**DIRECTIONS**. "Eternos" is the word to look for; say how many lines of the listing below contain it, and nothing else.
'''
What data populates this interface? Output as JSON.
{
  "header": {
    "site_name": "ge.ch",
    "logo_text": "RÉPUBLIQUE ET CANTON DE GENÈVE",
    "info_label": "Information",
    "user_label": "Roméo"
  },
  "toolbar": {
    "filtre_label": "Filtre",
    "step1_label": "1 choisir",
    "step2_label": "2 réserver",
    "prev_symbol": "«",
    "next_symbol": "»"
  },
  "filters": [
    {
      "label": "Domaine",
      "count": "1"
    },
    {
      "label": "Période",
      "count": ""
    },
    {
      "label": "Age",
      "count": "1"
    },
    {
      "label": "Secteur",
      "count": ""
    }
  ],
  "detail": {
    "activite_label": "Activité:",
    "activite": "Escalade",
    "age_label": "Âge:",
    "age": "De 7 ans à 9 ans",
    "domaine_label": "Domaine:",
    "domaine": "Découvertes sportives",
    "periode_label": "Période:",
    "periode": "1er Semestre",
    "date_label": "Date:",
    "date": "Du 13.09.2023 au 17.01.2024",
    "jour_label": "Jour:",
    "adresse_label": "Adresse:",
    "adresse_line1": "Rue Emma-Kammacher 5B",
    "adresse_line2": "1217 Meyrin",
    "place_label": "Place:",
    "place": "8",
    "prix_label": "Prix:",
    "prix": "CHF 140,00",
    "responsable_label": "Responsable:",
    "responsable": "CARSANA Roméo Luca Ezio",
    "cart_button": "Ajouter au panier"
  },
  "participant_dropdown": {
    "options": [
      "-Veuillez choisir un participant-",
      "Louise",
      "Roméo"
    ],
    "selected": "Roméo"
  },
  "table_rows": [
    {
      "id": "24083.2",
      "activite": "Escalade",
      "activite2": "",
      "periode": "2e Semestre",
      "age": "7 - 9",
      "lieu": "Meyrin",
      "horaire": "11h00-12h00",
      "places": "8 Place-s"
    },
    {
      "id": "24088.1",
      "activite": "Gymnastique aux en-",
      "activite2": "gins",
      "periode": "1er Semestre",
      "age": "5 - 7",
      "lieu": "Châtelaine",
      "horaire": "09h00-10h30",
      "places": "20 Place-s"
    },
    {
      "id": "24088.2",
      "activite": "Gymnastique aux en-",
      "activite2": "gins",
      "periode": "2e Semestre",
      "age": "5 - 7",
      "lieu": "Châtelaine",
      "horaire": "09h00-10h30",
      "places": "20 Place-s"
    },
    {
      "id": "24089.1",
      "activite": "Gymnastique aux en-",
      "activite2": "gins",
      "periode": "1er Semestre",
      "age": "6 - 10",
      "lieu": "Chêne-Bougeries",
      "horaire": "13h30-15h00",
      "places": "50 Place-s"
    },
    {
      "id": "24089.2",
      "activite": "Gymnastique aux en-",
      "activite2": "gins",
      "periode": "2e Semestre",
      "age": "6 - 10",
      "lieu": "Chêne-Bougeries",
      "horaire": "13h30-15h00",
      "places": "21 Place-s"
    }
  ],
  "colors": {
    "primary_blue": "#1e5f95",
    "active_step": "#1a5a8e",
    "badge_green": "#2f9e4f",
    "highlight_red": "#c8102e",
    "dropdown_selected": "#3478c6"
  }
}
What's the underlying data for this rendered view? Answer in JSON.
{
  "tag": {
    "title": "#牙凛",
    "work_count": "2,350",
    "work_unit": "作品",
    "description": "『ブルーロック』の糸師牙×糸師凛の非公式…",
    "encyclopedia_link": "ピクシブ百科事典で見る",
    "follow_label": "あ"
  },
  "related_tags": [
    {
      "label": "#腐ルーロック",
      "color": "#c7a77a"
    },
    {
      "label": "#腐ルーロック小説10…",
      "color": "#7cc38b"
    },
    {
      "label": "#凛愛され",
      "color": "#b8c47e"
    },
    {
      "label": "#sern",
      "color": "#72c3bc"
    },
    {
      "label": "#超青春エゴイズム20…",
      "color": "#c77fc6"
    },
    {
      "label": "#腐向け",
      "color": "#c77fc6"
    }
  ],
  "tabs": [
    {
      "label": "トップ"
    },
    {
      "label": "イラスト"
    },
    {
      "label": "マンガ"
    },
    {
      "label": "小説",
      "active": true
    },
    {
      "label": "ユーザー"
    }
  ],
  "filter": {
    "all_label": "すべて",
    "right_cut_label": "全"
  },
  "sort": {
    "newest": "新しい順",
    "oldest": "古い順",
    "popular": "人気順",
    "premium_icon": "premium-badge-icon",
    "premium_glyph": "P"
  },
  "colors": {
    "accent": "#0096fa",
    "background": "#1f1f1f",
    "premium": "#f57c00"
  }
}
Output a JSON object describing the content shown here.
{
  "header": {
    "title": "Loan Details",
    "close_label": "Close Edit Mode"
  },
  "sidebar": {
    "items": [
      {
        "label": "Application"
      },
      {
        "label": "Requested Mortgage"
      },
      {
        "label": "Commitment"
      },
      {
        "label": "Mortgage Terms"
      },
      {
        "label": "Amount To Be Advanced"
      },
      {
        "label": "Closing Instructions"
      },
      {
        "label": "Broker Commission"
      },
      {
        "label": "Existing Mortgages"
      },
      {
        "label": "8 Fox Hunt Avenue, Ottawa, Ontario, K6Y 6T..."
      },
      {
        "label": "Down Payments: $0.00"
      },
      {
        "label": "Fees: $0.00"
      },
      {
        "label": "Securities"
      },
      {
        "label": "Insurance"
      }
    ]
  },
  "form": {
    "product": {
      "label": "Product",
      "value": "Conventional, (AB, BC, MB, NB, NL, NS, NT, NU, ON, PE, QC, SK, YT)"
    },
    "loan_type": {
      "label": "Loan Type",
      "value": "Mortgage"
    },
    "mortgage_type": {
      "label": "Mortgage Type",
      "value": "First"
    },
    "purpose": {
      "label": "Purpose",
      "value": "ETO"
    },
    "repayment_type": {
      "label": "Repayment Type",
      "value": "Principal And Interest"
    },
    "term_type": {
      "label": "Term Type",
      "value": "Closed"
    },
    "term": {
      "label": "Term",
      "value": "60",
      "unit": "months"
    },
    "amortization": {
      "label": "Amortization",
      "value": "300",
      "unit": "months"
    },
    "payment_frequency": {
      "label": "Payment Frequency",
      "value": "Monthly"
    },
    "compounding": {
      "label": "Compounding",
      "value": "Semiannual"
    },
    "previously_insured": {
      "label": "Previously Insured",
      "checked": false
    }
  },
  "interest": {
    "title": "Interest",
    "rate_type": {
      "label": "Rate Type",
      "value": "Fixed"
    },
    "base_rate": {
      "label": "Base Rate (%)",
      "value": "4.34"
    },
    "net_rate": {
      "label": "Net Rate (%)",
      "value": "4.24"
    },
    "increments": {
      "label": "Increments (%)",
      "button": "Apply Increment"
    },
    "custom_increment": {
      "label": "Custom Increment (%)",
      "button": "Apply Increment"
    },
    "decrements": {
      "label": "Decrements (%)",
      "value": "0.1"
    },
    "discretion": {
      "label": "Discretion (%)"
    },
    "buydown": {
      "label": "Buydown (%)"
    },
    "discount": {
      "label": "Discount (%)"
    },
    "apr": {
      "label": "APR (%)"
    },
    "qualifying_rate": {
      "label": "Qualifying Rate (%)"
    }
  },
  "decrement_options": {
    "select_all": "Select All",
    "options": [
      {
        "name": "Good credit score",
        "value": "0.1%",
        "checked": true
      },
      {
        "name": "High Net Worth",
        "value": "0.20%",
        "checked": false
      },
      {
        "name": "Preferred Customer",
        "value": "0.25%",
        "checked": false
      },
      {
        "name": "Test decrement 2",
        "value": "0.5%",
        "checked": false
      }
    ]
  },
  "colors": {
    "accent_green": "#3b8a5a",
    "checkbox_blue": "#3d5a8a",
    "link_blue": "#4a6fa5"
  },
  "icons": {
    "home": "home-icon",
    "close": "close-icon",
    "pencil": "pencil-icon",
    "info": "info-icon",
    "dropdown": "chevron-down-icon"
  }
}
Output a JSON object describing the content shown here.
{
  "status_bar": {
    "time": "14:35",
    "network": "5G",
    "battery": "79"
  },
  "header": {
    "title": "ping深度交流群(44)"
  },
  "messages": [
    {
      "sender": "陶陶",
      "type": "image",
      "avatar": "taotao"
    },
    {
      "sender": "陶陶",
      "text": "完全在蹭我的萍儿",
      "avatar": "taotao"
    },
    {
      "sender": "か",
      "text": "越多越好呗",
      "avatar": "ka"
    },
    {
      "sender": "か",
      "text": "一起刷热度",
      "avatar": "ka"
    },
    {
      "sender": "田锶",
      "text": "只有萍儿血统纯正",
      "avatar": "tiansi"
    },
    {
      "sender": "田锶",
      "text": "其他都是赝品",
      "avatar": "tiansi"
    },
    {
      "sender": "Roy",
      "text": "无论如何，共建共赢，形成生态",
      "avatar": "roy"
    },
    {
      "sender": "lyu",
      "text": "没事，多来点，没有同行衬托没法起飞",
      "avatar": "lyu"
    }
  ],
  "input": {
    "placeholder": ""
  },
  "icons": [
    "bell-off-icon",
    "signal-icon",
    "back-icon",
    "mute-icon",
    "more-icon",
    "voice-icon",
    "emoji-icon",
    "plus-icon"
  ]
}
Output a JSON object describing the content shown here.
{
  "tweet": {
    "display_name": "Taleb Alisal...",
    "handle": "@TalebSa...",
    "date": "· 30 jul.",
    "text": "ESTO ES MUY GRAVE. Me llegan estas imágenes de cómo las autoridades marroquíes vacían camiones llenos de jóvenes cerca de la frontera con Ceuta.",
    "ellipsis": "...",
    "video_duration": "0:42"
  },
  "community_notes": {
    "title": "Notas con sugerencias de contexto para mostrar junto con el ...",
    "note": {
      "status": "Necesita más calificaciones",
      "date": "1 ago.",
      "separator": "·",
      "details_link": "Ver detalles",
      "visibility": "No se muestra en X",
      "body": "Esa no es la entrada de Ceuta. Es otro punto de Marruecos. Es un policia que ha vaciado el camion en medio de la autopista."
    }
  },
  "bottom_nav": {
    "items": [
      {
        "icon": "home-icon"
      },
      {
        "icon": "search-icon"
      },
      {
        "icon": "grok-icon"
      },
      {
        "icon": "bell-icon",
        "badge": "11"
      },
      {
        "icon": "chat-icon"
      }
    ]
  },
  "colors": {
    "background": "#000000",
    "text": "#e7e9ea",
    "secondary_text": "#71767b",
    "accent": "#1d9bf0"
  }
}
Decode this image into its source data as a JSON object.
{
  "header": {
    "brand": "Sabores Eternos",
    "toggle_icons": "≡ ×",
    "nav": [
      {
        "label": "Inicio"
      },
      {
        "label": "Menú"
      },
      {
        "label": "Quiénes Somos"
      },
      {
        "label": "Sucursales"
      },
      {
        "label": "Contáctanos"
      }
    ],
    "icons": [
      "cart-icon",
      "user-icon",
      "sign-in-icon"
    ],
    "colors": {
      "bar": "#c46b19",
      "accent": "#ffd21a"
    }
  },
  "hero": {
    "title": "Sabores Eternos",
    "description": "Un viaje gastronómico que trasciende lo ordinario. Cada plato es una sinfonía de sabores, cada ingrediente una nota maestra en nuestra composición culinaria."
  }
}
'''
**RESULT OF THIS EXERCISE**. 2